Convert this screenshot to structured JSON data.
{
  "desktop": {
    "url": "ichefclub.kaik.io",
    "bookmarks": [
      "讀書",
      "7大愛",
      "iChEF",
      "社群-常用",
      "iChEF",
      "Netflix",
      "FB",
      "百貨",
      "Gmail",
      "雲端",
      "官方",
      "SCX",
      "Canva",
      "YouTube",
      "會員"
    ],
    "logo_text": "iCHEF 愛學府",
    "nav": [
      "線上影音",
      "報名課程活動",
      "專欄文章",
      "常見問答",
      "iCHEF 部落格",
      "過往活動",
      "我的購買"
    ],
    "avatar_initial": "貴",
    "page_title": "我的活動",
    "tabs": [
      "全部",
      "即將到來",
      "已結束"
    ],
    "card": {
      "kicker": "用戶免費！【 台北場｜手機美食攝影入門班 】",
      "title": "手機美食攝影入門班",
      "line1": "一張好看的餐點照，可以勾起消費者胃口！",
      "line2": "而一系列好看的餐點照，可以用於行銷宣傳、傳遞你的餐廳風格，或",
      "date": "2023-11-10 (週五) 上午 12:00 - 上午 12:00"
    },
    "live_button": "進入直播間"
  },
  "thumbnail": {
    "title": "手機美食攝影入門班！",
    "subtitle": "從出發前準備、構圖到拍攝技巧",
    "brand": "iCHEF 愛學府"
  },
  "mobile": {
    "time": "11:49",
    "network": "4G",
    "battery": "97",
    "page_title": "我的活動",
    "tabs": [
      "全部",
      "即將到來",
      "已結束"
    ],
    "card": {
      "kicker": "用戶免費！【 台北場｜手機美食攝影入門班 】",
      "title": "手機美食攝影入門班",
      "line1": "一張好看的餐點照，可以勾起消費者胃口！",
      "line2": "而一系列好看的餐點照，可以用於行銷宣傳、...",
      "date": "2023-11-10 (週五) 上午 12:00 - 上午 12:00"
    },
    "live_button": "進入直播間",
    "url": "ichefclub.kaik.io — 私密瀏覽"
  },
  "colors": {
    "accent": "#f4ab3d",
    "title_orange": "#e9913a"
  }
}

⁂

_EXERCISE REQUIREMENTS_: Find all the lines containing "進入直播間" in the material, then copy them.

_WRITTEN ANSWER_:
    "live_button": "進入直播間"
    "live_button": "進入直播間",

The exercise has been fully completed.